Check each line of the material for the string "Barcelona", and copy the lines that have it.
---------- RECORDS SUPPLIED
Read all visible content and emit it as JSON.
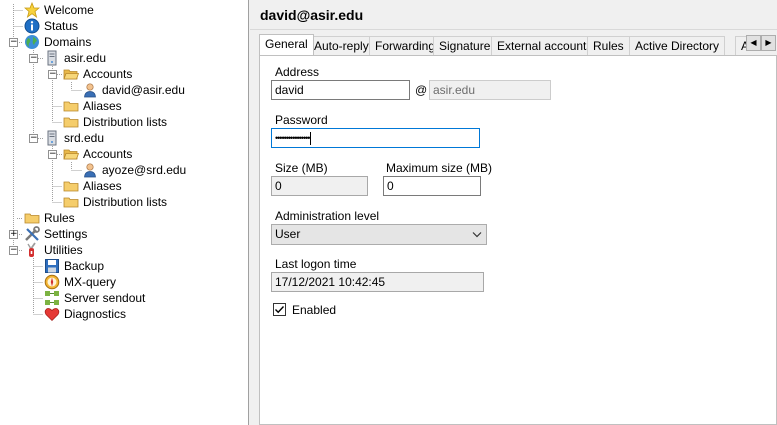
{
  "tree": {
    "items": [
      {
        "label": "Welcome",
        "icon": "star-icon"
      },
      {
        "label": "Status",
        "icon": "info-icon"
      },
      {
        "label": "Domains",
        "icon": "globe-icon"
      },
      {
        "label": "asir.edu",
        "icon": "server-icon"
      },
      {
        "label": "Accounts",
        "icon": "folder-icon"
      },
      {
        "label": "david@asir.edu",
        "icon": "user-icon"
      },
      {
        "label": "Aliases",
        "icon": "folder-icon"
      },
      {
        "label": "Distribution lists",
        "icon": "folder-icon"
      },
      {
        "label": "srd.edu",
        "icon": "server-icon"
      },
      {
        "label": "Accounts",
        "icon": "folder-icon"
      },
      {
        "label": "ayoze@srd.edu",
        "icon": "user-icon"
      },
      {
        "label": "Aliases",
        "icon": "folder-icon"
      },
      {
        "label": "Distribution lists",
        "icon": "folder-icon"
      },
      {
        "label": "Rules",
        "icon": "folder-icon"
      },
      {
        "label": "Settings",
        "icon": "tools-icon"
      },
      {
        "label": "Utilities",
        "icon": "swiss-knife-icon"
      },
      {
        "label": "Backup",
        "icon": "floppy-disk-icon"
      },
      {
        "label": "MX-query",
        "icon": "compass-icon"
      },
      {
        "label": "Server sendout",
        "icon": "network-icon"
      },
      {
        "label": "Diagnostics",
        "icon": "heart-icon"
      }
    ]
  },
  "header": {
    "title": "david@asir.edu"
  },
  "tabs": [
    {
      "label": "General"
    },
    {
      "label": "Auto-reply"
    },
    {
      "label": "Forwarding"
    },
    {
      "label": "Signature"
    },
    {
      "label": "External accounts"
    },
    {
      "label": "Rules"
    },
    {
      "label": "Active Directory"
    },
    {
      "label": "Adva"
    }
  ],
  "tab_scroll": {
    "left": "◀",
    "right": "▶"
  },
  "form": {
    "address_label": "Address",
    "address_value": "david",
    "at_sign": "@",
    "domain_value": "asir.edu",
    "password_label": "Password",
    "password_value": "••••••••••••••••",
    "size_label": "Size (MB)",
    "size_value": "0",
    "max_size_label": "Maximum size (MB)",
    "max_size_value": "0",
    "admin_level_label": "Administration level",
    "admin_level_value": "User",
    "last_logon_label": "Last logon time",
    "last_logon_value": "17/12/2021 10:42:45",
    "enabled_label": "Enabled",
    "enabled_checked": true
  },
  "colors": {
    "accent": "#0078d7",
    "folder": "#f5cd6b",
    "selection_border": "#0078d7"
  }
}
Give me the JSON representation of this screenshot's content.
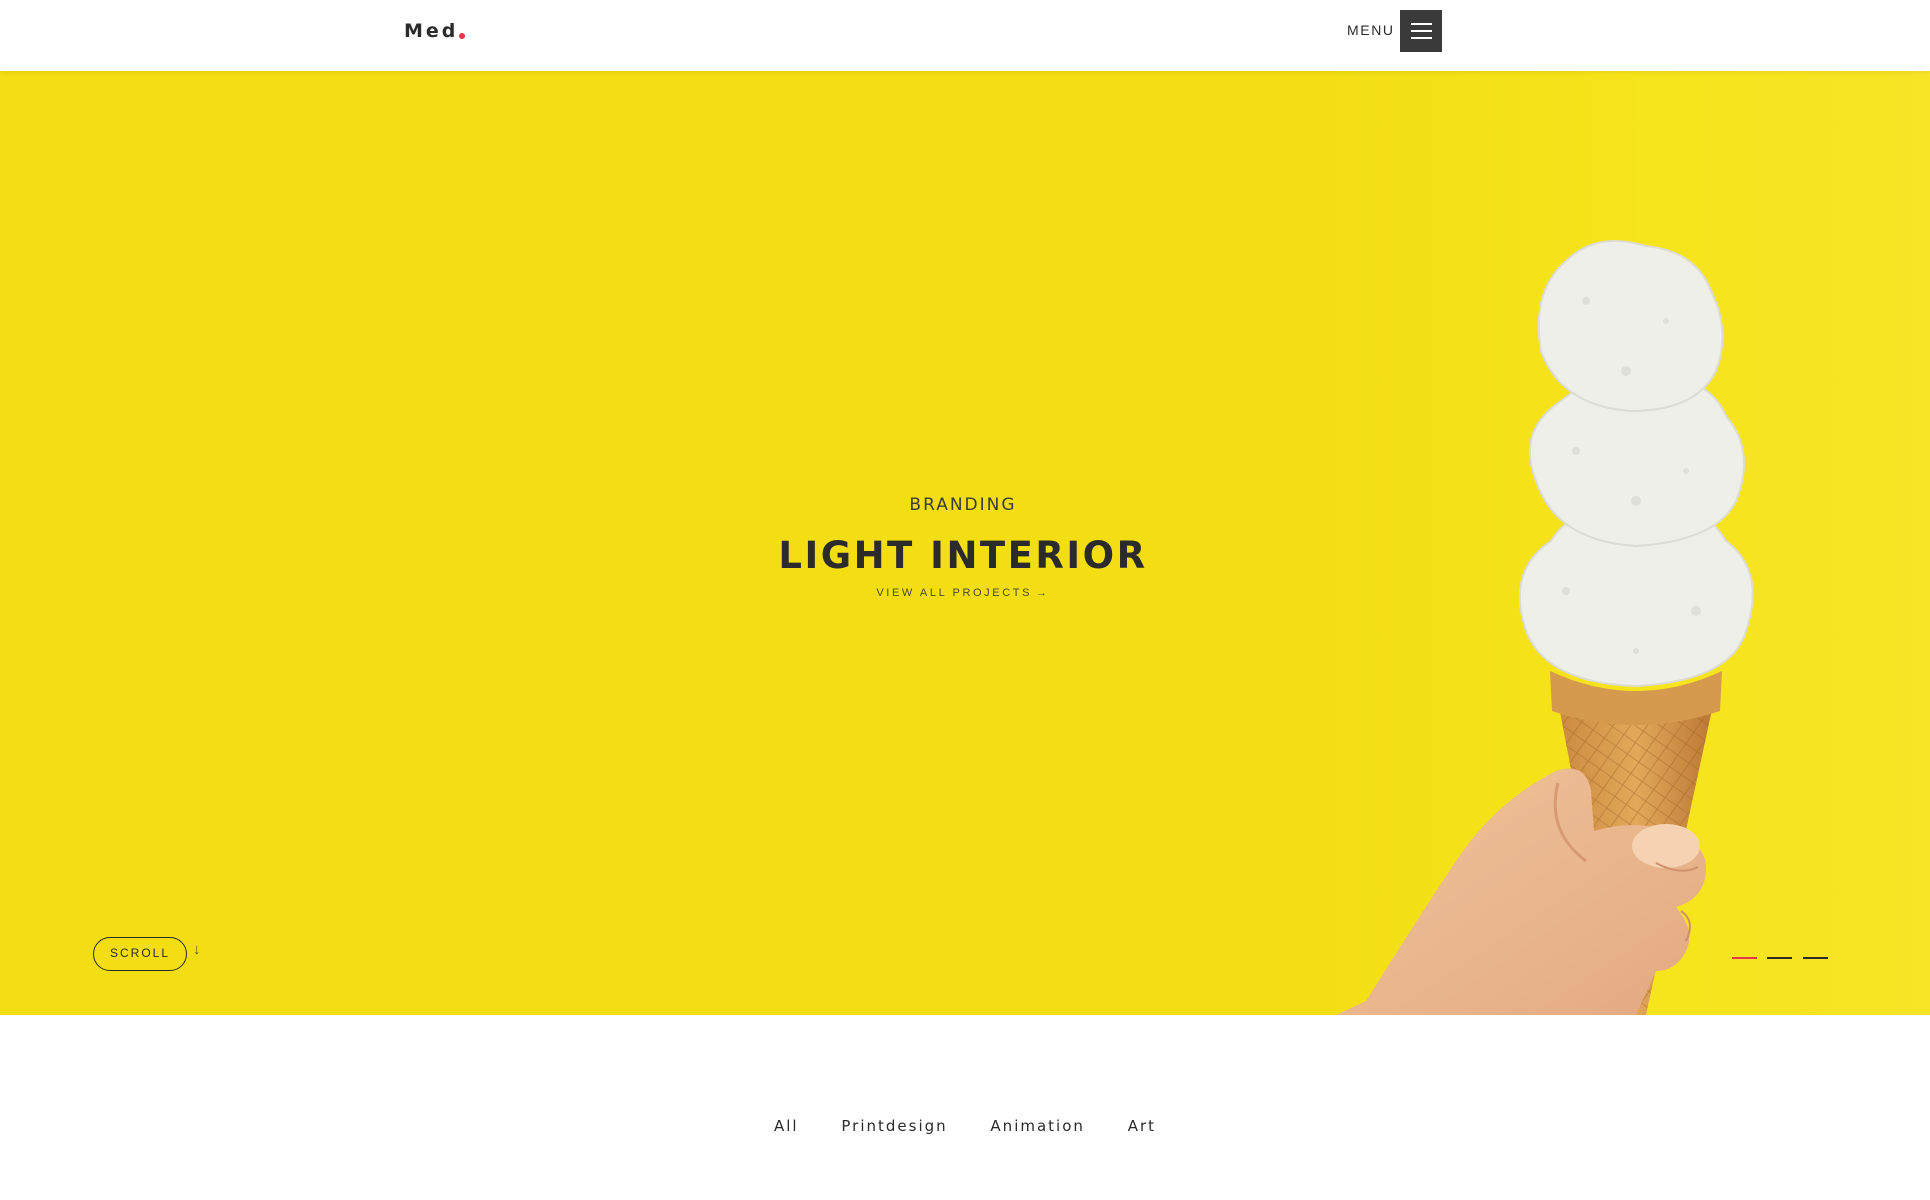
{
  "header": {
    "logo_text": "Med",
    "menu_label": "MENU"
  },
  "hero": {
    "category": "BRANDING",
    "title": "LIGHT INTERIOR",
    "link_label": "VIEW ALL PROJECTS",
    "link_arrow": "→",
    "scroll_label": "SCROLL",
    "scroll_arrow": "↓",
    "slides_count": 3,
    "active_slide": 1
  },
  "filters": [
    "All",
    "Printdesign",
    "Animation",
    "Art"
  ],
  "colors": {
    "hero_background": "#f2de12",
    "accent": "#e8344a",
    "text_dark": "#2b2b2b",
    "menu_button_bg": "#3a3a3a"
  },
  "icons": {
    "menu": "hamburger-icon",
    "scroll": "arrow-down-icon",
    "link": "arrow-right-icon"
  }
}
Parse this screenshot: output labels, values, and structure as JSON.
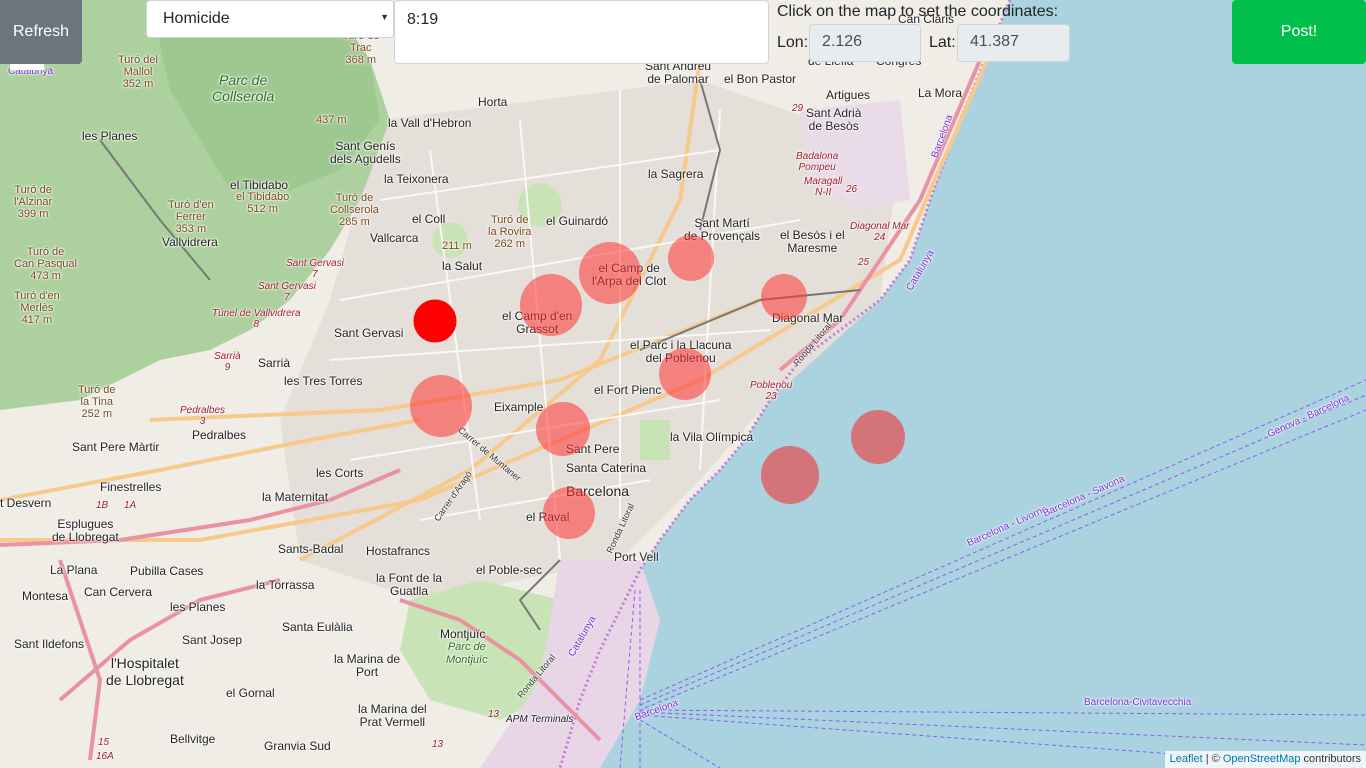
{
  "toolbar": {
    "refresh_label": "Refresh",
    "crime_type_selected": "Homicide",
    "time_value": "8:19",
    "instruction": "Click on the map to set the coordinates:",
    "lon_label": "Lon:",
    "lon_value": "2.126",
    "lat_label": "Lat:",
    "lat_value": "41.387",
    "post_label": "Post!"
  },
  "attribution": {
    "leaflet": "Leaflet",
    "sep": " | © ",
    "osm": "OpenStreetMap",
    "suffix": " contributors"
  },
  "map": {
    "labels": {
      "catalunya_top": "Catalunya",
      "turo_mallol": "Turó del\nMallol\n352 m",
      "turo_trac": "Turó de\nTrac\n368 m",
      "parc_collserola": "Parc de\nCollserola",
      "alt_437": "437 m",
      "horta": "Horta",
      "sant_andreu": "Sant Andreu\nde Palomar",
      "bon_pastor": "el Bon Pastor",
      "vall_hebron": "la Vall d'Hebron",
      "les_planes_n": "les Planes",
      "sant_genis": "Sant Genís\ndels Agudells",
      "la_teixonera": "la Teixonera",
      "la_sagrera": "la Sagrera",
      "artigues": "Artigues",
      "sant_adria": "Sant Adrià\nde Besòs",
      "la_mora": "La Mora",
      "congres": "Congrés",
      "llefia": "de Llefià",
      "can_claris": "Can Claris",
      "tibidabo": "el Tibidabo",
      "tibidabo_peak": "el Tibidabo\n512 m",
      "turo_ferrer": "Turó d'en\nFerrer\n353 m",
      "turo_collserola": "Turó de\nCollserola\n285 m",
      "el_coll": "el Coll",
      "vallcarca": "Vallcarca",
      "alt_211": "211 m",
      "turo_rovira": "Turó de\nla Rovira\n262 m",
      "guinardo": "el Guinardó",
      "sant_marti": "Sant Martí\nde Provençals",
      "besos_maresme": "el Besòs i el\nMaresme",
      "vallvidrera": "Vallvidrera",
      "la_salut": "la Salut",
      "camp_arpa": "el Camp de\nl'Arpa del Clot",
      "sant_gervasi_r1": "Sant Gervasi\n7",
      "sant_gervasi_r2": "Sant Gervasi\n7",
      "tunel_vallvidrera": "Túnel de Vallvidrera\n8",
      "camp_grassot": "el Camp d'en\nGrassot",
      "diagonal_mar": "Diagonal Mar",
      "diagonal_mar_r": "Diagonal Mar\n24",
      "badalona_r": "Badalona\nPompeu",
      "maragall_r": "Maragall\nN-II",
      "turo_alzinar": "Turó de\nl'Alzinar\n399 m",
      "turo_pasqual": "Turó de\nCan Pasqual\n473 m",
      "turo_merles": "Turó d'en\nMerlès\n417 m",
      "sant_gervasi": "Sant Gervasi",
      "sarria": "Sarrià",
      "sarria_r": "Sarrià\n9",
      "parc_llacuna": "el Parc i la Llacuna\ndel Poblenou",
      "ronda_litoral_ne": "Ronda Litoral",
      "les_tres_torres": "les Tres Torres",
      "fort_pienc": "el Fort Pienc",
      "poblenou_r": "Poblenou\n23",
      "turo_tina": "Turó de\nla Tina\n252 m",
      "pedralbes_r": "Pedralbes\n3",
      "pedralbes": "Pedralbes",
      "eixample": "Eixample",
      "vila_olimpica": "la Vila Olímpica",
      "carrer_muntaner": "Carrer de Muntaner",
      "sant_pere_martir": "Sant Pere Màrtir",
      "sant_pere": "Sant Pere",
      "santa_caterina": "Santa Caterina",
      "les_corts": "les Corts",
      "barcelona": "Barcelona",
      "finestrelles": "Finestrelles",
      "la_maternitat": "la Maternitat",
      "carrer_arago": "Carrer d'Aragó",
      "desvern": "t Desvern",
      "esplugues": "Esplugues\nde Llobregat",
      "el_raval": "el Raval",
      "ronda_litoral_c": "Ronda Litoral",
      "sants_badal": "Sants-Badal",
      "hostafrancs": "Hostafrancs",
      "port_vell": "Port Vell",
      "la_plana": "La Plana",
      "pubilla_cases": "Pubilla Cases",
      "la_torrassa": "la Torrassa",
      "la_font_guatlla": "la Font de la\nGuatlla",
      "el_poble_sec": "el Poble-sec",
      "montesa": "Montesa",
      "can_cervera": "Can Cervera",
      "les_planes_s": "les Planes",
      "santa_eulalia": "Santa Eulàlia",
      "sant_josep": "Sant Josep",
      "montjuic": "Montjuïc",
      "parc_montjuic": "Parc de\nMontjuïc",
      "sant_ildefons": "Sant Ildefons",
      "hospitalet": "l'Hospitalet\nde Llobregat",
      "marina_port": "la Marina de\nPort",
      "ronda_litoral_s": "Ronda Litoral",
      "catalunya_port": "Catalunya",
      "el_gornal": "el Gornal",
      "marina_prat": "la Marina del\nPrat Vermell",
      "apm_terminals": "APM Terminals",
      "bellvitge": "Bellvitge",
      "granvia_sud": "Granvia Sud",
      "catalunya_coast": "Catalunya",
      "barcelona_coast": "Barcelona",
      "genova": "Genova - Barcelona",
      "livorno": "Barcelona - Livorno",
      "savona": "Barcelona - Savona",
      "civitavecchia": "Barcelona-Civitavecchia",
      "barcelona_port": "Barcelona",
      "n29": "29",
      "n26": "26",
      "n25": "25",
      "n13a": "13",
      "n13b": "13",
      "n15": "15",
      "n16a": "16A",
      "n1b": "1B",
      "n1a": "1A"
    },
    "markers": [
      {
        "name": "Homicide",
        "color": "#ff0000",
        "opacity": 1.0
      },
      {
        "name": "cluster",
        "color": "#f03",
        "opacity": 0.5
      }
    ]
  }
}
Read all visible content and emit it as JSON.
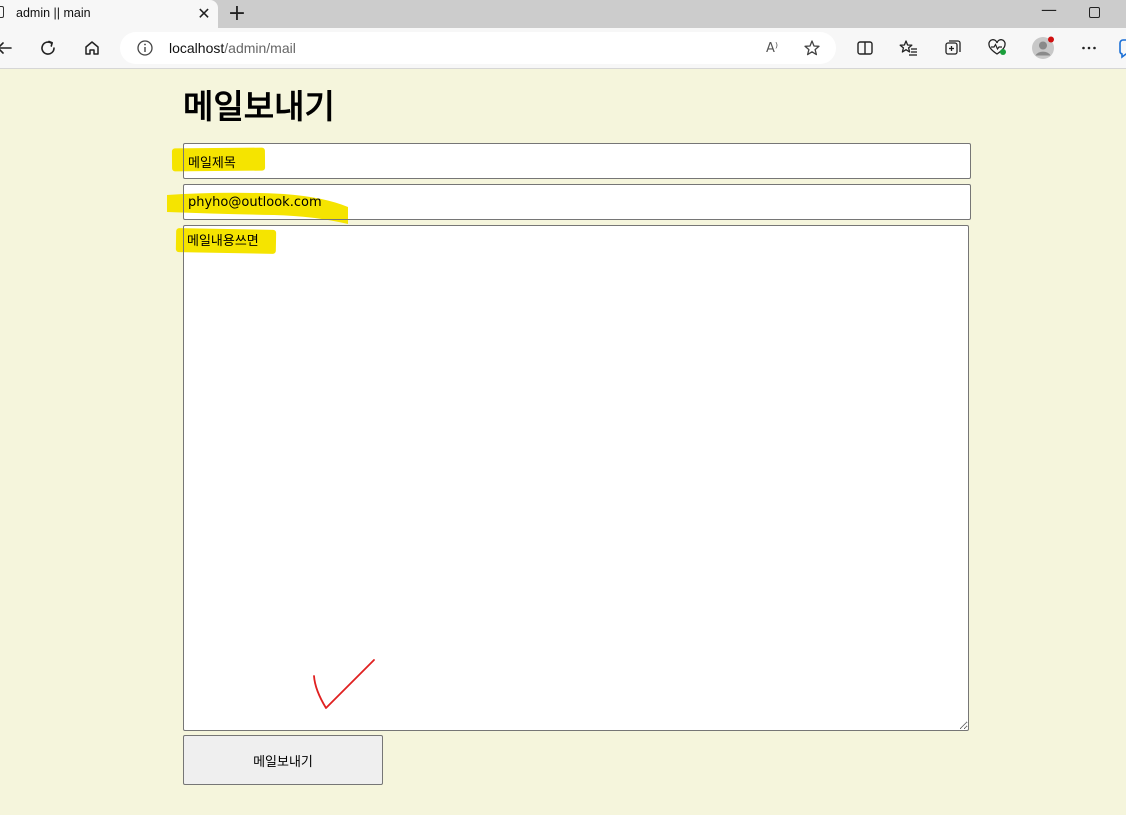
{
  "browser": {
    "tab_title": "admin || main",
    "close_tab_glyph": "✕",
    "new_tab_glyph": "+",
    "url_host": "localhost",
    "url_path": "/admin/mail",
    "read_aloud_glyph": "A⁾",
    "minimize_glyph": "—",
    "icons": [
      "back-icon",
      "refresh-icon",
      "home-icon",
      "site-info-icon",
      "read-aloud-icon",
      "favorite-star-icon",
      "split-screen-icon",
      "favorites-icon",
      "collections-icon",
      "browser-essentials-icon",
      "profile-avatar-icon",
      "more-options-icon",
      "copilot-icon"
    ]
  },
  "page": {
    "title": "메일보내기",
    "subject_value": "메일제목",
    "to_value": "phyho@outlook.com",
    "body_value": "메일내용쓰면",
    "send_label": "메일보내기"
  },
  "colors": {
    "page_background": "#f5f5dc",
    "highlight": "#f5e400",
    "annotation_check": "#e02020"
  }
}
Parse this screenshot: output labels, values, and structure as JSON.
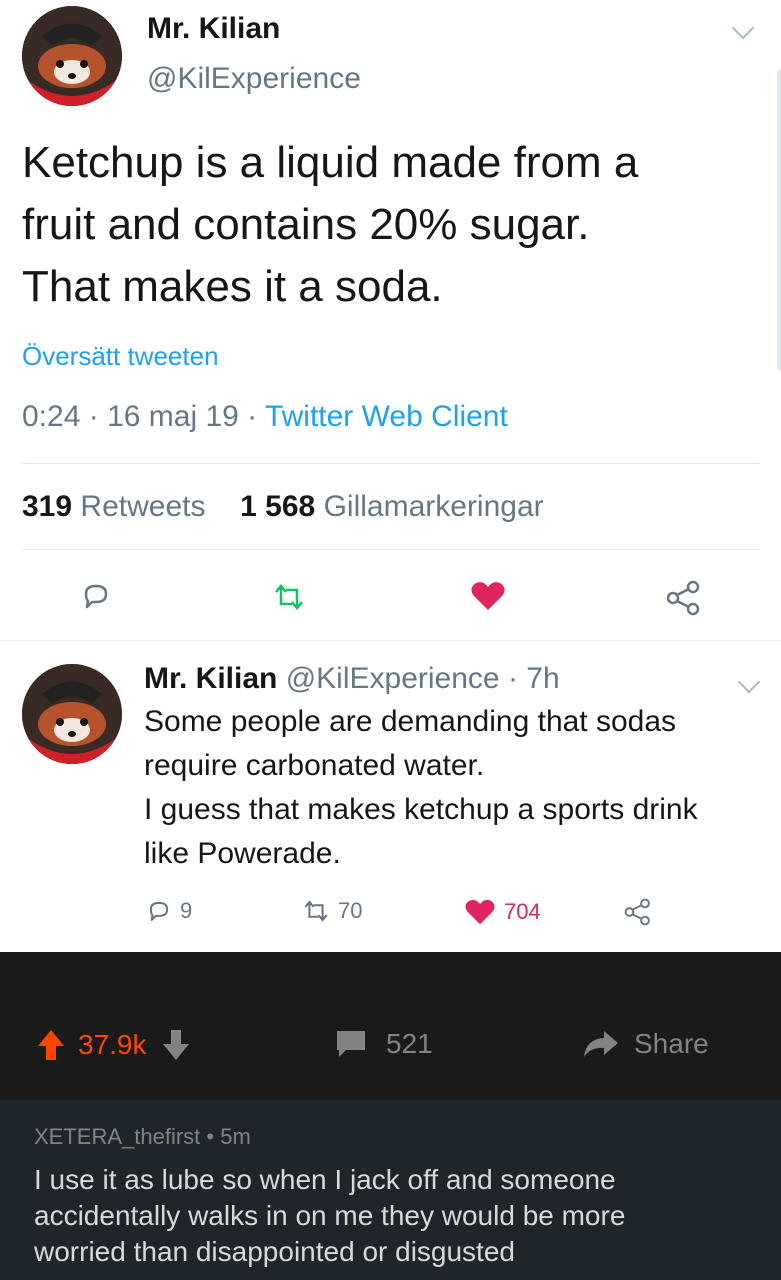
{
  "main_tweet": {
    "author_name": "Mr. Kilian",
    "author_handle": "@KilExperience",
    "text_lines": [
      "Ketchup is a liquid made from a",
      "fruit and contains 20% sugar.",
      "That makes it a soda."
    ],
    "translate_link": "Översätt tweeten",
    "time": "0:24",
    "date": "16 maj 19",
    "client": "Twitter Web Client",
    "retweet_count": "319",
    "retweet_label": "Retweets",
    "like_count": "1 568",
    "like_label": "Gillamarkeringar",
    "icons": {
      "reply": "reply-icon",
      "retweet": "retweet-icon",
      "like": "heart-icon",
      "share": "share-icon"
    },
    "colors": {
      "link": "#1da1f2",
      "retweet": "#17bf63",
      "like": "#e0245e"
    }
  },
  "reply_tweet": {
    "author_name": "Mr. Kilian",
    "author_handle": "@KilExperience",
    "age": "· 7h",
    "text_lines": [
      "Some people are demanding that sodas",
      "require carbonated water.",
      "I guess that makes ketchup a sports drink",
      "like Powerade."
    ],
    "reply_count": "9",
    "retweet_count": "70",
    "like_count": "704"
  },
  "reddit_bar": {
    "score": "37.9k",
    "comments": "521",
    "share_label": "Share",
    "colors": {
      "upvote": "#ff4500",
      "text": "#818384"
    }
  },
  "comment": {
    "username": "XETERA_thefirst",
    "age": "5m",
    "text_lines": [
      "I use it as lube so when I jack off and someone",
      "accidentally walks in on me they would be more",
      "worried than disappointed or disgusted"
    ]
  }
}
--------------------
REPLY:
      "barcelona": "Barcelona",
      "barcelona_coast": "Barcelona",
      "genova": "Genova - Barcelona",
      "livorno": "Barcelona - Livorno",
      "savona": "Barcelona - Savona",
      "civitavecchia": "Barcelona-Civitavecchia",
      "barcelona_port": "Barcelona",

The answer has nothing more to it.